** Input material follows **

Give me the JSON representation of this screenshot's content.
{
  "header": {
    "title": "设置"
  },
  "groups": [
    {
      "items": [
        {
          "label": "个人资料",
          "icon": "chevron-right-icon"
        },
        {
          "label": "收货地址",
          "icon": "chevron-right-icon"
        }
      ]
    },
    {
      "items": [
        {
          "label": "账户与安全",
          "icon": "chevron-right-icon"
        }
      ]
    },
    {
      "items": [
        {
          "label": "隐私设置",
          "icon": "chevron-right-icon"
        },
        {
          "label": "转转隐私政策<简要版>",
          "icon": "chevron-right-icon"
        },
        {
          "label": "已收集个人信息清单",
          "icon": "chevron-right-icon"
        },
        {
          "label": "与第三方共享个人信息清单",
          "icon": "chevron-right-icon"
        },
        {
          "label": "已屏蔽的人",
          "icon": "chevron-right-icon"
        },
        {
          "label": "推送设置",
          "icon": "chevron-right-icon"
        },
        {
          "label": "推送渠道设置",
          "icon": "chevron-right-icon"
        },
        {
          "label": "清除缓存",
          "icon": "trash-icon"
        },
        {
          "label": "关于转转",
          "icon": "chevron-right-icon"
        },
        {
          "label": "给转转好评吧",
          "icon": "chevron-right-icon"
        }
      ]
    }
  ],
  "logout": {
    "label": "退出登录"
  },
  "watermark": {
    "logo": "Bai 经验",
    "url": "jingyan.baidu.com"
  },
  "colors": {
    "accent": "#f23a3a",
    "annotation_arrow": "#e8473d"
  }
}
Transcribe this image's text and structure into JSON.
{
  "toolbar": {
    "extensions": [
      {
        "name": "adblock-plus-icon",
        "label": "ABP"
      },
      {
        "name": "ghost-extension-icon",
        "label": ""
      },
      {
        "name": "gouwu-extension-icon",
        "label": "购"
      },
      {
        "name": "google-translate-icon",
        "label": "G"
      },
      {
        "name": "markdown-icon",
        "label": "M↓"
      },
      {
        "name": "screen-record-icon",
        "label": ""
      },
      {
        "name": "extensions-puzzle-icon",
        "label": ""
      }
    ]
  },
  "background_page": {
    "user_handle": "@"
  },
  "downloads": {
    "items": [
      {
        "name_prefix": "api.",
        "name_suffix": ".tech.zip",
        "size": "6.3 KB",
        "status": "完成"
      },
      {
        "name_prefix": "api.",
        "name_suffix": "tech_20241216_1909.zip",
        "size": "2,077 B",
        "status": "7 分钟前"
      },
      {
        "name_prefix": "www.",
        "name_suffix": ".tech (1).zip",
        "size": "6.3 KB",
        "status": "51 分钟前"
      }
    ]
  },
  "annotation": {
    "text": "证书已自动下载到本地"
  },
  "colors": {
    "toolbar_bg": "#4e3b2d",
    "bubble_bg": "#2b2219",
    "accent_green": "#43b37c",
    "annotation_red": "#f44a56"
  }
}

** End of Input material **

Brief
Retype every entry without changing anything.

Exercise answer
Give me the JSON representation of this screenshot's content.
{
  "header": {
    "title": "设置"
  },
  "groups": [
    {
      "items": [
        {
          "label": "个人资料",
          "icon": "chevron-right-icon"
        },
        {
          "label": "收货地址",
          "icon": "chevron-right-icon"
        }
      ]
    },
    {
      "items": [
        {
          "label": "账户与安全",
          "icon": "chevron-right-icon"
        }
      ]
    },
    {
      "items": [
        {
          "label": "隐私设置",
          "icon": "chevron-right-icon"
        },
        {
          "label": "转转隐私政策<简要版>",
          "icon": "chevron-right-icon"
        },
        {
          "label": "已收集个人信息清单",
          "icon": "chevron-right-icon"
        },
        {
          "label": "与第三方共享个人信息清单",
          "icon": "chevron-right-icon"
        },
        {
          "label": "已屏蔽的人",
          "icon": "chevron-right-icon"
        },
        {
          "label": "推送设置",
          "icon": "chevron-right-icon"
        },
        {
          "label": "推送渠道设置",
          "icon": "chevron-right-icon"
        },
        {
          "label": "清除缓存",
          "icon": "trash-icon"
        },
        {
          "label": "关于转转",
          "icon": "chevron-right-icon"
        },
        {
          "label": "给转转好评吧",
          "icon": "chevron-right-icon"
        }
      ]
    }
  ],
  "logout": {
    "label": "退出登录"
  },
  "watermark": {
    "logo": "Bai 经验",
    "url": "jingyan.baidu.com"
  },
  "colors": {
    "accent": "#f23a3a",
    "annotation_arrow": "#e8473d"
  }
}
Transcribe this image's text and structure into JSON.
{
  "toolbar": {
    "extensions": [
      {
        "name": "adblock-plus-icon",
        "label": "ABP"
      },
      {
        "name": "ghost-extension-icon",
        "label": ""
      },
      {
        "name": "gouwu-extension-icon",
        "label": "购"
      },
      {
        "name": "google-translate-icon",
        "label": "G"
      },
      {
        "name": "markdown-icon",
        "label": "M↓"
      },
      {
        "name": "screen-record-icon",
        "label": ""
      },
      {
        "name": "extensions-puzzle-icon",
        "label": ""
      }
    ]
  },
  "background_page": {
    "user_handle": "@"
  },
  "downloads": {
    "items": [
      {
        "name_prefix": "api.",
        "name_suffix": ".tech.zip",
        "size": "6.3 KB",
        "status": "完成"
      },
      {
        "name_prefix": "api.",
        "name_suffix": "tech_20241216_1909.zip",
        "size": "2,077 B",
        "status": "7 分钟前"
      },
      {
        "name_prefix": "www.",
        "name_suffix": ".tech (1).zip",
        "size": "6.3 KB",
        "status": "51 分钟前"
      }
    ]
  },
  "annotation": {
    "text": "证书已自动下载到本地"
  },
  "colors": {
    "toolbar_bg": "#4e3b2d",
    "bubble_bg": "#2b2219",
    "accent_green": "#43b37c",
    "annotation_red": "#f44a56"
  }
}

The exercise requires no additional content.